There are other intriguing variations between individual paintings. The three paintings in Figure 1 are particularly interesting. In the case of Kasimir Malevich's Suprematist Composition, 72% of responses selected an incorrect orientation rotated 90 deg anticlockwise from the correct orientation, and none of the 18 observers selected the correct orientation. No observer discerned any meaningful content in this painting, which has a very steep spectral slope of −1.56. All observers also agreed that Piet Mondrian's Composition contained no meaningful content, and only 5.6% of them selected the correct orientation (the other three orientations were chosen equally often by observers). The painting's spectral slope is −1.58. Only one participant saw anything meaningful in Joan Miro's The Birth of the World, yet over half of the participants in Experiment 1 selected the correct orientation. The painting's spectral slope is −1.38.
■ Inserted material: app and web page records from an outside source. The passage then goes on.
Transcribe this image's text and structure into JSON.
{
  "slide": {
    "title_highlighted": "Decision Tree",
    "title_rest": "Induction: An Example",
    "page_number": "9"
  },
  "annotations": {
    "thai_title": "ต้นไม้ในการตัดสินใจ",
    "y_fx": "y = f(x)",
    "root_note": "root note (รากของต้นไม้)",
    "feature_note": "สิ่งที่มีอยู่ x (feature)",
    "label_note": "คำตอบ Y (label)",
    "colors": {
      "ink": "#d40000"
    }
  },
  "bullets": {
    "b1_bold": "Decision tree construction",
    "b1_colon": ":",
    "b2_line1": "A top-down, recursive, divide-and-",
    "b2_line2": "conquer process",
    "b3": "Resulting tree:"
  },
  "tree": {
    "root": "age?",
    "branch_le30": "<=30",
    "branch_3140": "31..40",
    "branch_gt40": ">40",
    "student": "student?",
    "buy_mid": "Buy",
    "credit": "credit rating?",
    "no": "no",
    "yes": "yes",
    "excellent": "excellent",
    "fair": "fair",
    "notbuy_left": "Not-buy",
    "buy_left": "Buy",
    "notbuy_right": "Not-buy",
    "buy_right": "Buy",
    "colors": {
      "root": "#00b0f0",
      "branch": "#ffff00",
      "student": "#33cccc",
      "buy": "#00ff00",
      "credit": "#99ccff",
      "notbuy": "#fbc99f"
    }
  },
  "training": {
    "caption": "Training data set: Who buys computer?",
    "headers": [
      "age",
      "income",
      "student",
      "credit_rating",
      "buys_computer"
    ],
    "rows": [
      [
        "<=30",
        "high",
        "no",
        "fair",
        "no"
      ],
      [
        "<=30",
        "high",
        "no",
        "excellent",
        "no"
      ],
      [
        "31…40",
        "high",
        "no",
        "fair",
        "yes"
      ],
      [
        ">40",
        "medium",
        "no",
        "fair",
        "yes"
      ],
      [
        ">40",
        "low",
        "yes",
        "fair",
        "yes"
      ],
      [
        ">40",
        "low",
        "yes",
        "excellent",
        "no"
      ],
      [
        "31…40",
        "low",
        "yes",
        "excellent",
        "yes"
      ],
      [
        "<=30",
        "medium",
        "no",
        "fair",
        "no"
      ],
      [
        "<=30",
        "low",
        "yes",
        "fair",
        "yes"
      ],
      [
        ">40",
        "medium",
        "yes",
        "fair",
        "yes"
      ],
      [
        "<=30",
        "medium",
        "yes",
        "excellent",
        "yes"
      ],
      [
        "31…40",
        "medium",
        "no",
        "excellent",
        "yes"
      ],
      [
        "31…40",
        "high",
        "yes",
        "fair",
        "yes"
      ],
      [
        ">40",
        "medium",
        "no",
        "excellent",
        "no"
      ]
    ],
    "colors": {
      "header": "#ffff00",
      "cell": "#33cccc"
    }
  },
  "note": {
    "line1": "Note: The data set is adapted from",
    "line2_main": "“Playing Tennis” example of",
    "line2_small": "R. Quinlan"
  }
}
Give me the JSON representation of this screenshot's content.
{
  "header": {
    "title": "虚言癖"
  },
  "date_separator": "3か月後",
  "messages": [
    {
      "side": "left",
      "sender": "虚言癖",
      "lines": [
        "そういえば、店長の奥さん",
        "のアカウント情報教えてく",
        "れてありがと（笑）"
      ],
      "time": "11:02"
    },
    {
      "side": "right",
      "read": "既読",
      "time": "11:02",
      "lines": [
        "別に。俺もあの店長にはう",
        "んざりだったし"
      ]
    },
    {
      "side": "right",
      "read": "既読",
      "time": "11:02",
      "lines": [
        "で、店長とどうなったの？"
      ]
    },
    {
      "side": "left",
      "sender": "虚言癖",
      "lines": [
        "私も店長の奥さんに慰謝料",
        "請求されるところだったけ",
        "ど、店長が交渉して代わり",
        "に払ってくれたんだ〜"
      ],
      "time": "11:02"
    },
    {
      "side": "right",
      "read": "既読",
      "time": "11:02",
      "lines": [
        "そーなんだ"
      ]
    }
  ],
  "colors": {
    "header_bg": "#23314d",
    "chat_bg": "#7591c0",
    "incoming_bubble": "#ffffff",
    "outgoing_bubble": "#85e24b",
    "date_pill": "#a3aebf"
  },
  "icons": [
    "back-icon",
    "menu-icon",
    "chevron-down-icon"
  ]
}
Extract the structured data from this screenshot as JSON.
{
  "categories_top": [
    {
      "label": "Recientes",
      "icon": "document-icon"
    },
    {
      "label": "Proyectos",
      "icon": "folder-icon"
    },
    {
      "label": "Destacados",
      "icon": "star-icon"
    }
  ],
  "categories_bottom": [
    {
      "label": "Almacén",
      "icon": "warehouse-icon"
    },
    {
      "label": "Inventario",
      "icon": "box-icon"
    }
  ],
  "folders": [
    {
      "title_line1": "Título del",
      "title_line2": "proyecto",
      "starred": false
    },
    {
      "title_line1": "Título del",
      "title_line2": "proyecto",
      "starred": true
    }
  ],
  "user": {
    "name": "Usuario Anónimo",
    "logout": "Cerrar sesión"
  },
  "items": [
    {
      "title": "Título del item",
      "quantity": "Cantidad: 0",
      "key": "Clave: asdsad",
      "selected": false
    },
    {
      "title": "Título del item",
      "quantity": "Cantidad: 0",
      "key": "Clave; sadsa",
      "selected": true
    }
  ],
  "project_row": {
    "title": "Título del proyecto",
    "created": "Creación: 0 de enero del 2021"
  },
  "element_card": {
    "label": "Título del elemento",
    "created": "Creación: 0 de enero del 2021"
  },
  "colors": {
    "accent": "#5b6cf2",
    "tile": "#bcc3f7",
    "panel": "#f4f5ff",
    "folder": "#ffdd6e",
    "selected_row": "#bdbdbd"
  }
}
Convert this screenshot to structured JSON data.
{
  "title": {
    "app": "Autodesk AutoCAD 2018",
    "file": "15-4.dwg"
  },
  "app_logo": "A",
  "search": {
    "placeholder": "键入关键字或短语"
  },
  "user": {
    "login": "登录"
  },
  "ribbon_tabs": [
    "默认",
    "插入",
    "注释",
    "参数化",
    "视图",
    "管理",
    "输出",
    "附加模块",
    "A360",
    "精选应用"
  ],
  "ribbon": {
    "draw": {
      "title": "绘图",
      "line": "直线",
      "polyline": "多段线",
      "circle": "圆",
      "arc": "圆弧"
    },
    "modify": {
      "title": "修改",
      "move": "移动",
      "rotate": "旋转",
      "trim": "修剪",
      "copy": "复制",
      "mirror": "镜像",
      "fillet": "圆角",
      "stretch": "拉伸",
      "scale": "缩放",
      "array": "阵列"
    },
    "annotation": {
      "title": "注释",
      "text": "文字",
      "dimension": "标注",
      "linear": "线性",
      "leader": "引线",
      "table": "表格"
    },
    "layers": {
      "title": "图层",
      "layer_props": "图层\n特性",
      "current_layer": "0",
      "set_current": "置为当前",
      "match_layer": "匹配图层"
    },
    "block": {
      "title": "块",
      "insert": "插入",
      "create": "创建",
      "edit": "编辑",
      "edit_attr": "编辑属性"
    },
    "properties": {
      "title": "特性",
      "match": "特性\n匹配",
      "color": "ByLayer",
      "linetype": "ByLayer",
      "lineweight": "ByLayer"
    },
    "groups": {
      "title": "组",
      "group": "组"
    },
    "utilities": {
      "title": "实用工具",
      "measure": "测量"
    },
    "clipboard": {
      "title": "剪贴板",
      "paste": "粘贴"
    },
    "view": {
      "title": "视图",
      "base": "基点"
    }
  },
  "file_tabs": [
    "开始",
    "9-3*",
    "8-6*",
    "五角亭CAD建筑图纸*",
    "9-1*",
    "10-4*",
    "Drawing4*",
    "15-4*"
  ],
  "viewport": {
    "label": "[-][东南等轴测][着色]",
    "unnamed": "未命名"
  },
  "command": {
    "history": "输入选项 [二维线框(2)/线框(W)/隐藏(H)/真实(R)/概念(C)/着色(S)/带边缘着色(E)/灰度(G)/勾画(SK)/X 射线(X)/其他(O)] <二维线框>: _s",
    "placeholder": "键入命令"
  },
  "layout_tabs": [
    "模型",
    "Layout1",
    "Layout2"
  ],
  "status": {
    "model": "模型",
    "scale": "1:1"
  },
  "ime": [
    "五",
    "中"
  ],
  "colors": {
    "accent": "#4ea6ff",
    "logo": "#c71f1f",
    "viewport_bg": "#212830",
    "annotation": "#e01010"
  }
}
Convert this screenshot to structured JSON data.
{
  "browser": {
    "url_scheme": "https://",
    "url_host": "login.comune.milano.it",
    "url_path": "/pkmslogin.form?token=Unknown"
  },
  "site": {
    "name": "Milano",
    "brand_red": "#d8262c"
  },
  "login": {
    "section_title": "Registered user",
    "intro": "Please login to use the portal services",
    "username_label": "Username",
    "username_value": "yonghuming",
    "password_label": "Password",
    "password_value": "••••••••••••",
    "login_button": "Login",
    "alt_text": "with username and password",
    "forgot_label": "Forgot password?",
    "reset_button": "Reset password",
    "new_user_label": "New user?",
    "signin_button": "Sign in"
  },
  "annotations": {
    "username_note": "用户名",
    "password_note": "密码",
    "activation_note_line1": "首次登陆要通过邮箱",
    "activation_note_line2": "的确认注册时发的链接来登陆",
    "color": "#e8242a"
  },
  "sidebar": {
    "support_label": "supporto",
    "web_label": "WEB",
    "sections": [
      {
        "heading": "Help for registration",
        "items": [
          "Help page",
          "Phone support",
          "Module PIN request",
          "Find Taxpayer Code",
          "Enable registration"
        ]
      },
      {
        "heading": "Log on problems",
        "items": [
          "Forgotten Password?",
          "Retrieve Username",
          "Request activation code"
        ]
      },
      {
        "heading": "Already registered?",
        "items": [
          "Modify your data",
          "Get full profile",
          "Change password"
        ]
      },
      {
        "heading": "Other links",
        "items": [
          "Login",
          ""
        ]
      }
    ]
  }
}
A limitation of the present study was that there was no systematic attempt to assess the degree to which participants were familiar with any of the artworks, though participants did not report any familiarity during informal debriefing. For example, Pollock's One (see Figure 1) is famous and should therefore arguably be quite familiar to some participants. However, given the abstract nature of the work, it seems unlikely that untrained participants would have retained such detail in memory that they were able to judge its orientation correctly.
In agreement with anecdotal reports from galleries, the judgements of nonexpert viewers accord with the intended orientation for abstract or semiabstract art at levels well above chance. However, performance is far from perfect, consistent with results in previous studies. The most important new result is that orientation judgements are mediated at least in part by some appreciation of meaningful content in the image. However, in a minority of paintings, a consistent orientation effect was obtained, even when no meaningful content was apparent. The origin of these orientation judgements remains to be identified conclusively, but image spectral slope may play a role.
I am grateful to Heather Dowling and Kirsten Challinor for assistance with stimulus preparation and data collection. I am also grateful to the editor for suggesting the second experiment.